OCZ & Marvell Create Native PCIe SSD Controller, Z-Drive R5 to Debut Next Weekby Anand Lal Shimpi on January 6, 2012 9:00 AM EST
Just a couple of months after launching its first SATA based SSD controller developed in-house, OCZ is announcing a PCIe based SSD controller co-developed with Marvell. The controller is based on Marvell's 88NV9145 silicon, codenamed Kilimanjaro
, and is an OCZ exclusive as the two companies apparently worked together in creating it. I'll see the chip in person next week at Storage Visions (just before CES) but it should carry both OCZ and Marvell logos. It looks like there will be an OCZ derived version of this chip as well as a Marvell branded part that will be available for others to use.
The controller itself features a native PCIe 2.0 x1 interface rather than SATA. That in itself isn't very impressive, but the first platform to use it will feature an array of these controllers behind a PCIe switch. The first implementation will be the OCZ Z-Drive R5 and will be available in MLC, eMLC and SLC NAND configurations of up to 12TB.
OCZ is claiming compatibility with VMware ESX/ESXi, Linux, Windows Server 2008 and OS X. Both full and half-height configurations will be available, similar to the Z-Drive R4.
I'm curious as to why OCZ and Marvell decided to design a native PCIe to NAND Flash controller but limited it to a x1 interface. Ideally we'd see something like a native x4, x8 or x16 controller, especially given how much bandwidth you can push through these large NAND arrays. I'll find out more next week for sure, but I wonder if the target market for this controller might be something beyond a multi-controller PCIe card.

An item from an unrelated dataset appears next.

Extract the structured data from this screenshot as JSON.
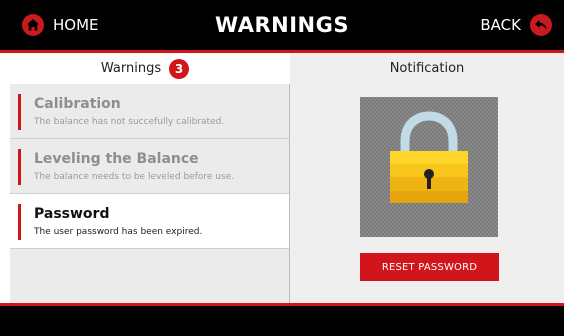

Update: Marvell released more details about the 88NV9145 silicon. Each PCIe 2.0 x1 controller (pictured above) supports four NAND channels and up to four NAND die per channel. Using 8GB NAND die that works out to be a maximum capacity of 128GB of NAND per controller (we'd need how many controllers to hit 12TB!?). Marvell is claiming its controller is good for up to 93,000 4K random read IOs per second or 70,000 4K random write IOPS.